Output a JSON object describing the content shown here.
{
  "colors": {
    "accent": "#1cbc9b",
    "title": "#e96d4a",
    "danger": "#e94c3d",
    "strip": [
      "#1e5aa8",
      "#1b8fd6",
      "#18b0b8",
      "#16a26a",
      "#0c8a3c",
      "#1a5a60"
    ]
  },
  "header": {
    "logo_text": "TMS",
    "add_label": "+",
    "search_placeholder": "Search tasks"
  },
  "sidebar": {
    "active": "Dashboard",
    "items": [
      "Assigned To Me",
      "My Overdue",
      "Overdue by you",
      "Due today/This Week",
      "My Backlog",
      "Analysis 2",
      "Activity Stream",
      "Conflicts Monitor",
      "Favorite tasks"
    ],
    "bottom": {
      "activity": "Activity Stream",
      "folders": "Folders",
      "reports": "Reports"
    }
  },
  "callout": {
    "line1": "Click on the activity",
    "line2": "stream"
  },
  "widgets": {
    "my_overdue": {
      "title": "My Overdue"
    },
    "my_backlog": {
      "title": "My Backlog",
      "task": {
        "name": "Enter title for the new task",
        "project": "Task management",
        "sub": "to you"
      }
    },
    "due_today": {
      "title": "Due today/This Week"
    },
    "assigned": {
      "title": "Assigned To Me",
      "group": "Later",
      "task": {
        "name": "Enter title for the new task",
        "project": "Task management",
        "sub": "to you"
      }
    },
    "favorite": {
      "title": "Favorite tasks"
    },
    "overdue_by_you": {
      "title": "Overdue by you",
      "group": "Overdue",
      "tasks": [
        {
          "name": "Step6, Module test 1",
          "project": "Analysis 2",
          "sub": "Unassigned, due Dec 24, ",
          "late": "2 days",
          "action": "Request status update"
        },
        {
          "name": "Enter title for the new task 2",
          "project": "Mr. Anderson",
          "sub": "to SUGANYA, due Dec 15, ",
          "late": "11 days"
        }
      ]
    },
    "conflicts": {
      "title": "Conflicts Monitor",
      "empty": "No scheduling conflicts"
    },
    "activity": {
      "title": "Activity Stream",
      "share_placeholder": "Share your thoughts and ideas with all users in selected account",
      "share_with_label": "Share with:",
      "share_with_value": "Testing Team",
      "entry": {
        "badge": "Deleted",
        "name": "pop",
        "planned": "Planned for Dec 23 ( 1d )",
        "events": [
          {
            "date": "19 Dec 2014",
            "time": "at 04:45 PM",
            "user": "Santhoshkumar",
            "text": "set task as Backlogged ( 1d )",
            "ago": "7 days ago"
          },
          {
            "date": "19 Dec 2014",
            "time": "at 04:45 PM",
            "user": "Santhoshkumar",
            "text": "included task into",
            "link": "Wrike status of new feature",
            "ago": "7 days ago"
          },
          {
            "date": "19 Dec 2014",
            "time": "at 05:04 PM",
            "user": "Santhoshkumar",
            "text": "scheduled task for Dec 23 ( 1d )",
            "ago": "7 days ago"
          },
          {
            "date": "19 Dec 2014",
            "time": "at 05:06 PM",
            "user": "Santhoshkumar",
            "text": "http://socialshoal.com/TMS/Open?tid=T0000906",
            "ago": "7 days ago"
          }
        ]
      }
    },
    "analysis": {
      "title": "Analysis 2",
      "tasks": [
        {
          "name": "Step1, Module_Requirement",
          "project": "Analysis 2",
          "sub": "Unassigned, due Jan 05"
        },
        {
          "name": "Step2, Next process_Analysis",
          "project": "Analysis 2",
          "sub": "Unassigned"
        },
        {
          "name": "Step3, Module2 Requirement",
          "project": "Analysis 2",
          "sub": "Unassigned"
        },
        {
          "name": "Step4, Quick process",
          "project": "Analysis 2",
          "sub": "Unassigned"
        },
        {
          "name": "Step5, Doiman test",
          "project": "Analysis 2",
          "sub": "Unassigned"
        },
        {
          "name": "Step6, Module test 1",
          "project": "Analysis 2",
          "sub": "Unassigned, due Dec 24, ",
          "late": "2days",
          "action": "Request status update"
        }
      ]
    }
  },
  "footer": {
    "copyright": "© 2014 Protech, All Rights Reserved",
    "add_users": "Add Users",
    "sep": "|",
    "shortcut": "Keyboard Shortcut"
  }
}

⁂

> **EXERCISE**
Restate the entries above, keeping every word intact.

> **RESULT FOR THIS TASK**
Output a JSON object describing the content shown here.
{
  "colors": {
    "accent": "#1cbc9b",
    "title": "#e96d4a",
    "danger": "#e94c3d",
    "strip": [
      "#1e5aa8",
      "#1b8fd6",
      "#18b0b8",
      "#16a26a",
      "#0c8a3c",
      "#1a5a60"
    ]
  },
  "header": {
    "logo_text": "TMS",
    "add_label": "+",
    "search_placeholder": "Search tasks"
  },
  "sidebar": {
    "active": "Dashboard",
    "items": [
      "Assigned To Me",
      "My Overdue",
      "Overdue by you",
      "Due today/This Week",
      "My Backlog",
      "Analysis 2",
      "Activity Stream",
      "Conflicts Monitor",
      "Favorite tasks"
    ],
    "bottom": {
      "activity": "Activity Stream",
      "folders": "Folders",
      "reports": "Reports"
    }
  },
  "callout": {
    "line1": "Click on the activity",
    "line2": "stream"
  },
  "widgets": {
    "my_overdue": {
      "title": "My Overdue"
    },
    "my_backlog": {
      "title": "My Backlog",
      "task": {
        "name": "Enter title for the new task",
        "project": "Task management",
        "sub": "to you"
      }
    },
    "due_today": {
      "title": "Due today/This Week"
    },
    "assigned": {
      "title": "Assigned To Me",
      "group": "Later",
      "task": {
        "name": "Enter title for the new task",
        "project": "Task management",
        "sub": "to you"
      }
    },
    "favorite": {
      "title": "Favorite tasks"
    },
    "overdue_by_you": {
      "title": "Overdue by you",
      "group": "Overdue",
      "tasks": [
        {
          "name": "Step6, Module test 1",
          "project": "Analysis 2",
          "sub": "Unassigned, due Dec 24, ",
          "late": "2 days",
          "action": "Request status update"
        },
        {
          "name": "Enter title for the new task 2",
          "project": "Mr. Anderson",
          "sub": "to SUGANYA, due Dec 15, ",
          "late": "11 days"
        }
      ]
    },
    "conflicts": {
      "title": "Conflicts Monitor",
      "empty": "No scheduling conflicts"
    },
    "activity": {
      "title": "Activity Stream",
      "share_placeholder": "Share your thoughts and ideas with all users in selected account",
      "share_with_label": "Share with:",
      "share_with_value": "Testing Team",
      "entry": {
        "badge": "Deleted",
        "name": "pop",
        "planned": "Planned for Dec 23 ( 1d )",
        "events": [
          {
            "date": "19 Dec 2014",
            "time": "at 04:45 PM",
            "user": "Santhoshkumar",
            "text": "set task as Backlogged ( 1d )",
            "ago": "7 days ago"
          },
          {
            "date": "19 Dec 2014",
            "time": "at 04:45 PM",
            "user": "Santhoshkumar",
            "text": "included task into",
            "link": "Wrike status of new feature",
            "ago": "7 days ago"
          },
          {
            "date": "19 Dec 2014",
            "time": "at 05:04 PM",
            "user": "Santhoshkumar",
            "text": "scheduled task for Dec 23 ( 1d )",
            "ago": "7 days ago"
          },
          {
            "date": "19 Dec 2014",
            "time": "at 05:06 PM",
            "user": "Santhoshkumar",
            "text": "http://socialshoal.com/TMS/Open?tid=T0000906",
            "ago": "7 days ago"
          }
        ]
      }
    },
    "analysis": {
      "title": "Analysis 2",
      "tasks": [
        {
          "name": "Step1, Module_Requirement",
          "project": "Analysis 2",
          "sub": "Unassigned, due Jan 05"
        },
        {
          "name": "Step2, Next process_Analysis",
          "project": "Analysis 2",
          "sub": "Unassigned"
        },
        {
          "name": "Step3, Module2 Requirement",
          "project": "Analysis 2",
          "sub": "Unassigned"
        },
        {
          "name": "Step4, Quick process",
          "project": "Analysis 2",
          "sub": "Unassigned"
        },
        {
          "name": "Step5, Doiman test",
          "project": "Analysis 2",
          "sub": "Unassigned"
        },
        {
          "name": "Step6, Module test 1",
          "project": "Analysis 2",
          "sub": "Unassigned, due Dec 24, ",
          "late": "2days",
          "action": "Request status update"
        }
      ]
    }
  },
  "footer": {
    "copyright": "© 2014 Protech, All Rights Reserved",
    "add_users": "Add Users",
    "sep": "|",
    "shortcut": "Keyboard Shortcut"
  }
}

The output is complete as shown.